Policymakers and analysts survey an increasingly volatile 2022 that seems to be characterized by two major trends. These are: first, the protracted decline of the post-Cold War consensus that elevated markets and globalization (often attaching democratization as an inevitable side-effect) as the prime ideological priority of governments; and second, rising nationalism accompanied by an ideological, seemingly irreconcilable bifurcation of the world between Chinese and American political interests. Both trends have been accelerated by a hyperconnected, online world of social media, leading to not just political but also epistemic splits characterized by declining trust in traditional institutions of authority and information.
These trends can be captured as a profound shift in values, nationhood and knowledge. The loss of faith in the ability of globalization to provide greater prosperity or sustain and spread democracy is a profound shift. This has led to analysis being framed (especially in the Global North) as an existential tussle between authoritarianism and democratic liberalism. It is perhaps easy to see why: Donald Trump and the American right, Marie LePen and European leaders sympathetic to Vladimir Putin, Narendra Modi and Xi Jinping have often been assigned labels such as “dictator” or “far-right” by many Western outlets.
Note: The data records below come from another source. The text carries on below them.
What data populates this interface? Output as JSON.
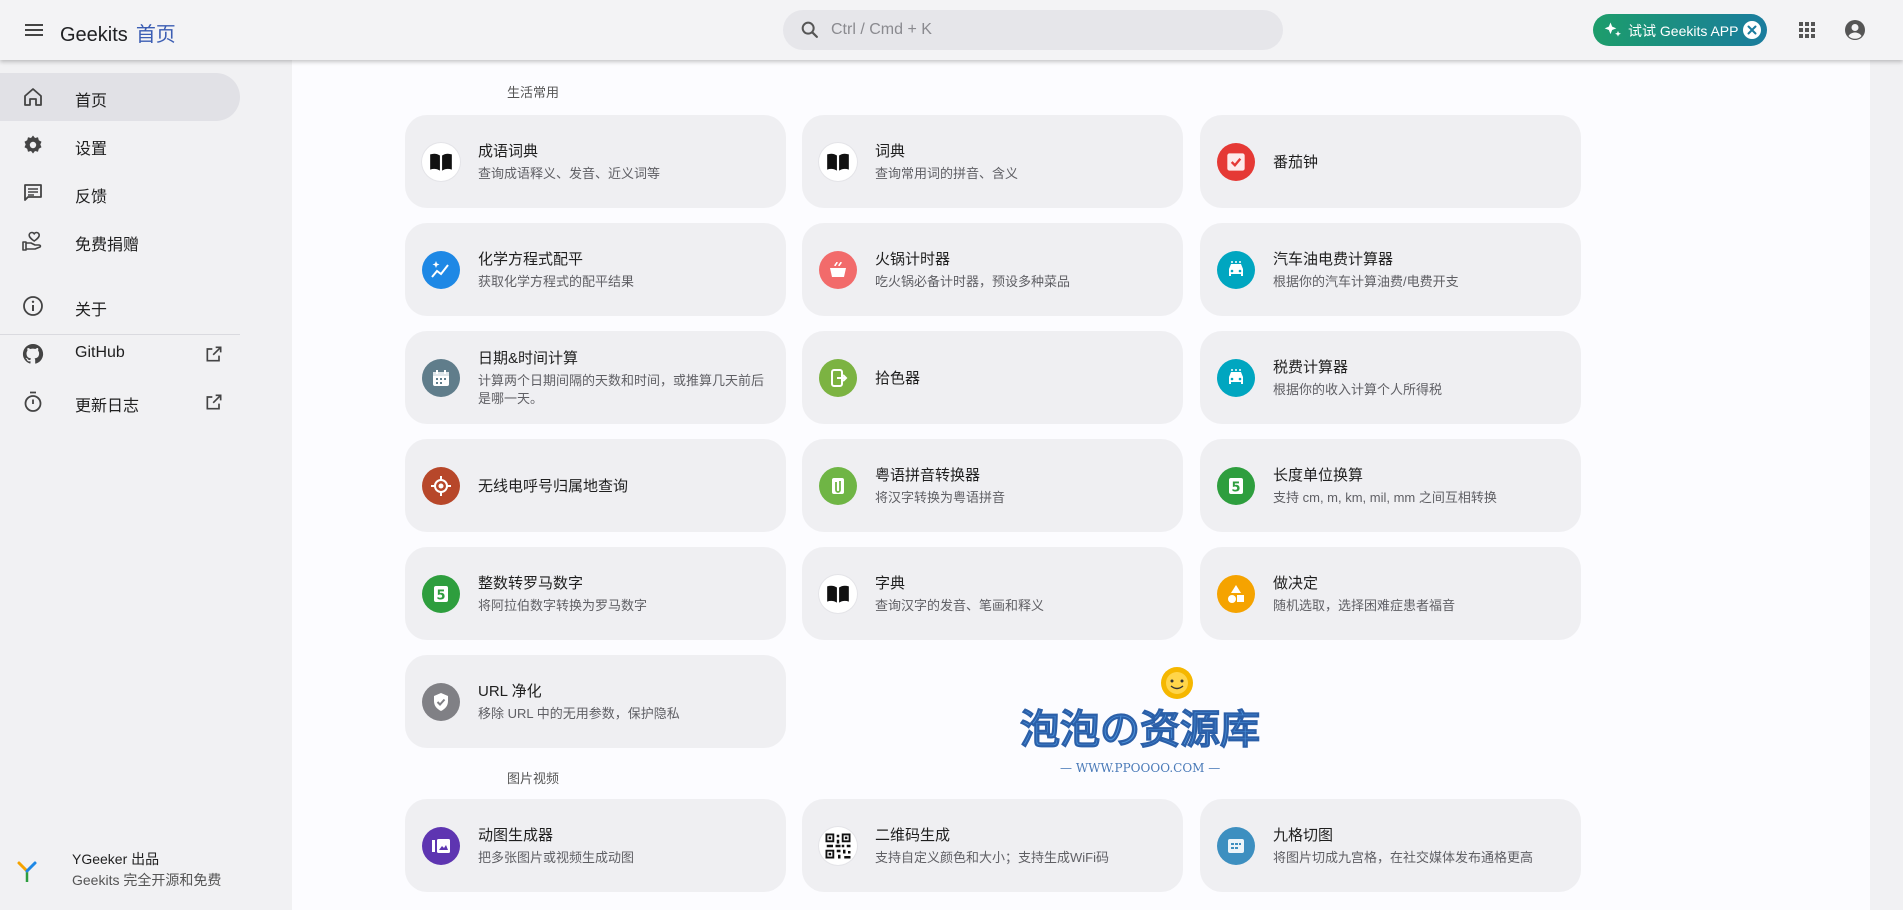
{
  "header": {
    "brand": "Geekits",
    "page": "首页",
    "search_placeholder": "Ctrl / Cmd + K",
    "app_button_label": "试试 Geekits APP"
  },
  "sidebar": {
    "items": [
      {
        "label": "首页",
        "icon": "home-icon"
      },
      {
        "label": "设置",
        "icon": "gear-icon"
      },
      {
        "label": "反馈",
        "icon": "feedback-icon"
      },
      {
        "label": "免费捐赠",
        "icon": "donate-icon"
      },
      {
        "label": "关于",
        "icon": "info-icon"
      },
      {
        "label": "GitHub",
        "icon": "github-icon"
      },
      {
        "label": "更新日志",
        "icon": "timer-icon"
      }
    ],
    "footer": {
      "line1": "YGeeker 出品",
      "line2": "Geekits 完全开源和免费"
    }
  },
  "sections": {
    "life": "生活常用",
    "media": "图片视频"
  },
  "cards": [
    {
      "title": "成语词典",
      "desc": "查询成语释义、发音、近义词等",
      "icon": "book-icon",
      "color": "#ffffff"
    },
    {
      "title": "词典",
      "desc": "查询常用词的拼音、含义",
      "icon": "book-icon",
      "color": "#ffffff"
    },
    {
      "title": "番茄钟",
      "desc": "",
      "icon": "tomato-timer-icon",
      "color": "#e53935"
    },
    {
      "title": "化学方程式配平",
      "desc": "获取化学方程式的配平结果",
      "icon": "sparkle-chart-icon",
      "color": "#1e88e5"
    },
    {
      "title": "火锅计时器",
      "desc": "吃火锅必备计时器，预设多种菜品",
      "icon": "hotpot-icon",
      "color": "#f26b6b"
    },
    {
      "title": "汽车油电费计算器",
      "desc": "根据你的汽车计算油费/电费开支",
      "icon": "car-icon",
      "color": "#00a6c0"
    },
    {
      "title": "日期&时间计算",
      "desc": "计算两个日期间隔的天数和时间，或推算几天前后是哪一天。",
      "icon": "calendar-icon",
      "color": "#607d8b"
    },
    {
      "title": "拾色器",
      "desc": "",
      "icon": "color-picker-icon",
      "color": "#7cb342"
    },
    {
      "title": "税费计算器",
      "desc": "根据你的收入计算个人所得税",
      "icon": "car-icon",
      "color": "#00a6c0"
    },
    {
      "title": "无线电呼号归属地查询",
      "desc": "",
      "icon": "radio-target-icon",
      "color": "#b7472a"
    },
    {
      "title": "粤语拼音转换器",
      "desc": "将汉字转换为粤语拼音",
      "icon": "clip-icon",
      "color": "#6fb545"
    },
    {
      "title": "长度单位换算",
      "desc": "支持 cm, m, km, mil, mm 之间互相转换",
      "icon": "number-five-icon",
      "color": "#2e9e3e"
    },
    {
      "title": "整数转罗马数字",
      "desc": "将阿拉伯数字转换为罗马数字",
      "icon": "number-five-icon",
      "color": "#2e9e3e"
    },
    {
      "title": "字典",
      "desc": "查询汉字的发音、笔画和释义",
      "icon": "book-icon",
      "color": "#ffffff"
    },
    {
      "title": "做决定",
      "desc": "随机选取，选择困难症患者福音",
      "icon": "shapes-icon",
      "color": "#f5a300"
    },
    {
      "title": "URL 净化",
      "desc": "移除 URL 中的无用参数，保护隐私",
      "icon": "shield-check-icon",
      "color": "#808085"
    },
    {
      "title": "动图生成器",
      "desc": "把多张图片或视频生成动图",
      "icon": "gif-icon",
      "color": "#5e35b1"
    },
    {
      "title": "二维码生成",
      "desc": "支持自定义颜色和大小；支持生成WiFi码",
      "icon": "qr-icon",
      "color": "#ffffff"
    },
    {
      "title": "九格切图",
      "desc": "将图片切成九宫格，在社交媒体发布通格更高",
      "icon": "grid-image-icon",
      "color": "#3d8fc0"
    }
  ],
  "watermark": {
    "title": "泡泡の资源库",
    "url": "— WWW.PPOOOO.COM —"
  }
}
Yet, these figures are ideologically diverse and represent, at a more basic level, a challenge to an economically globalized world and the elevation of a specific new priority, “populist nationhood”, as a higher good. Even Joe Biden, whose tenure as US president (along with the Democrats’ grip on power) is looking increasingly imperilled by the right-wing resurgence that Trump supercharged, has operated to some degree on similar terms, with a discourse of economic self-interest invoked by his predecessor.
Finally, the realignment of national and cultural priorities, accompanied by a receding of confidence in democracy in both the Global North and the Global South, has led to fundamental disagreements about what can be called knowledge and what is worth pursuing as knowledge – an epistemic shift in what brings meaning to human existence and what outlets are the means with which to attain said meaning.
Asia’s philosophical traditions have been a bridge of “witnessing” to both the continent’s ancient heritage and its breakneck modernization and return to the center of world power and political priorities. Among these philosophical and spiritual continuities, few have been more ubiquitous and responsive to the challenges and opportunities of modernity than Buddhism. From the Industrial Revolution to the Fourth Industrial Revolution, as coined by the inventor of Davos, Klaus Schwab, Buddhist leaders and institutions have influenced and been influenced by ancient history and recent modernization to the point of serving as vehicles of soft diplomacy since at least the mid-20th century.
In this article, I briefly address how Buddhist ideas might be relevant to understanding today’s world of geopolitics, conflict, and identity – and if a modern Buddhist perspective could make sense of the global shift in values, nationhood and knowledge. In the values rubric, I draw on the examination by political scientist William J Long of Georgia State University of radical interdependence, what he calls an “alternative, global IR [international relations] theory based on Buddhist philosophy”, while also putting forward some preliminary ideas that could reinforce and strengthen the application of radical interdependence: cognitive change and extraordinary empathy.
There are many examining the highlighted problems with methodologies that share similarities while also being distinct, such as economist Clair Brown of the University of California, Berkeley and Dasho Karma Ura, who heads the Centre of Bhutan Studies and Gross National Happiness Research. I find the three rubrics offer the clearest distinction separating Buddhist thought from conventional international relations and statecraft.
Radical interdependence and cognitive change
In his book A Buddhist Approach to International Relations, Long argues that Buddhism represents one of the most complete, non-Westphalian approaches that can transcend the limitations of present models. I would also argue that Buddhism is best positioned to offer a different pathway out of the two trends highlighted in my introduction. Buddhism has its philosophical roots in Asian thought, has sympathy and support in the Global South, and has a unique understanding of the nature of reality that Asian nationalists and Western thinkers alike have tried to articulate and apply as alternative frameworks for politics and economics.
In his book, Long deploys one ancient and one modern example of explicit Buddhist statecraft: Ashoka the Great’s Mauryan Empire and the Himalayan kingdom of Bhutan today. These are uniquely Buddhist political configurations, but just as Buddhism was able to adapt to the radically different societies in India and China, “it is reasonable to assume that its social teachings can be integrated into Western social theory and practice too.” Buddhism’s view of politics is pragmatic and flexible. Furthermore, its radically different set of assumptions about humanity, our relations with each other, and the world naturally leads to political and economic recommendations that are plausible, solid alternatives to policymakers’ current epistemic quandaries.
What is this alternative position? In short, “an ultimate ontological truth of radical interdependence and the ethical responsibilities a trainable mind entail.” The latter notion of a trainable mind is the basis for Buddhism’s position that leaders can transform the world by transforming themselves: cognitive change. For now, let us focus on radical interdependence. Long proposes: